- The bream at Anson’s Bay might be large, but the water is also gin clear, so heavy leaders are not going to work. Keep the leader light and fish intelligently to maximise your chances of coming out on top.
- Over the late summer through Autumn period the Anson’s Bay bream will usually be down on the flats conditioning up after their spawn. They’ll be grubbing about gorging themselves on crabs, bass yabbies and other estuary fare. There will still be fish upstream in the snags though, so if the wind gets up, that’s the place to be.
- March/April is the prime time for Anson’s Bay bream fishing on the flats as the fish are very active and the wind tends to be stable.
- The best bream fishing conditions tend to be on the bigger tides as the water is pushing up onto the flats, with a light breeze of around 5 knots. Michael likes bright days and reckons if the sun is at your back the fish can’t see the line or leader.
- When fishing the flats keep an eye on the colour of the sand and the water depth. Once you have found fish you can find more by finding the same colour sand in the same depth of water.
- If the fishing is slow, try mixing it up, exploring areas where you might not expect bream to be or moving around until you crack the code.
Anson’s Bay Bream Fishing Tackle

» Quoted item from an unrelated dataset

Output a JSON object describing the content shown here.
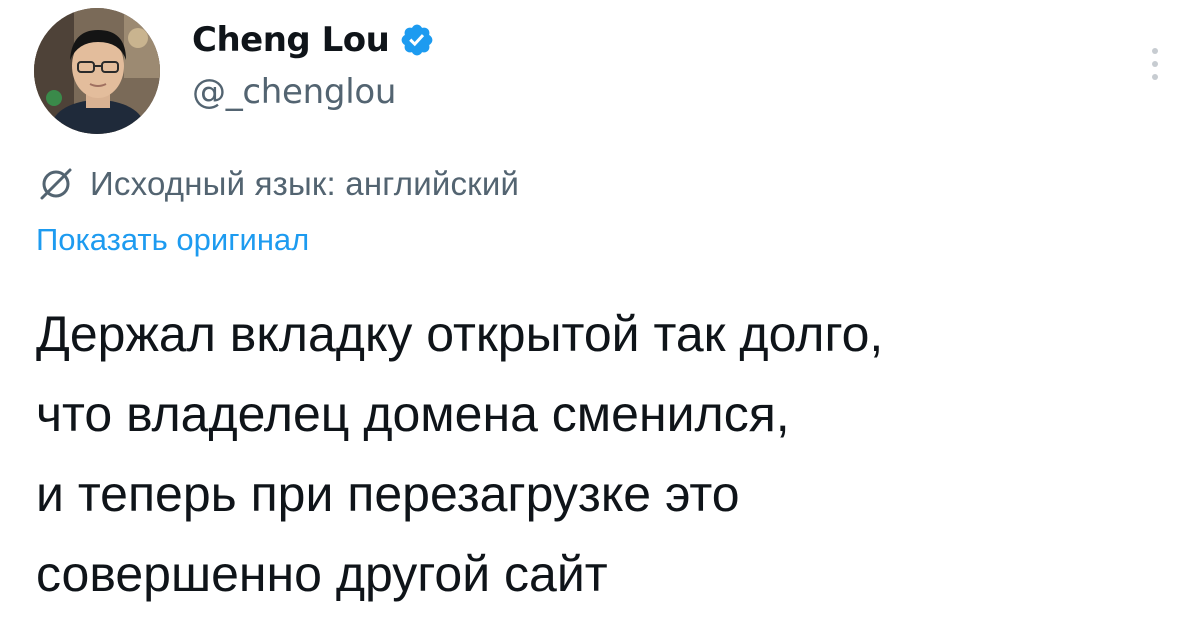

- Michael prefers longer rods of 7ft or so for flats fishing, as it helps with longer casting. A 2-4kg line class rod is perfect and the Wilson’s Blade N Tails range is Michaels first choice. He couples this with a 2000 size ATC graphite spin reel, 4lb braid and a couple of rods lengths of 5lb fluorocarbon leader.
- The Zerek Live Flash Minnow Wriggly 90mm in colour 03 is a great soft plastic, which Michael often fishes on a 3g Mustad darter jig head. He prefers shorter length hooks because bream usually hit a lure around the head, so shorter hooks increase the hook set rate. When fished around the snags, Michale likes to weight this lure a little heavier than most bream anglers and to hop the lure through the snag, allowing it to sink between branches. That said, the flash minnow is his favourite lure for the flats. Tasmanian flats are notorious for being infested with weed and an effective technique is to impart as little movement as possible, even dead sticking on occasion.
- The Fish Art Jerkin Shad is a shallow swimming, floating hard body lure that can be worked in small rips with longer pauses, walking it through the weed. Michael likes the blue and yellow colours and mostly fishes this lure in water of half a metre or less.
- The Zerek Tango Shad 50mm suspending is a great hard body that dives a little deeper than the Fish Art. Once again, this lure can be worked with plenty of short jerks and reasonable pauses, tossing up little puffs of silt or sand as it strikes the bottom. He likes this lure when the tide has fallen a little and he’s working along the drop offs, although it also works well in the snags.
Wilson Fishing have been supporting Michael’s fishing for a long time with Mustad hooks, Venom Rods, Zerek Lures.
Spotters Sunglasses make high quality polarised eyewear that is critical for effective flats fishing.
Humminbird and Minn Kota produce the electronics that Michael prefers for finding and staying on Anson’s Bay bream.
Michael Haley’s Gone Fishing Charters
Michael Haley’s Gone Fishing Charters is a North-East Tasmania based service that can cater not only to those wanting to experience the best of Tasmania Mega bream fishing, but a range of other estuary and coastal options such as trumpeter, kingfish, southern bluefin tuna and plenty more. Michael has been operating the business for 20 years and will ensure you get the best fishing experience possible.
Michael Haley is a gun fisherman and guide. His knowledge of fishing in Northern Tasmania is unsurpassed especially when fishing for black bream.
Yes, it was a pleasure having him on the show and great to hear how freely he shared his knowledge. Top bloke!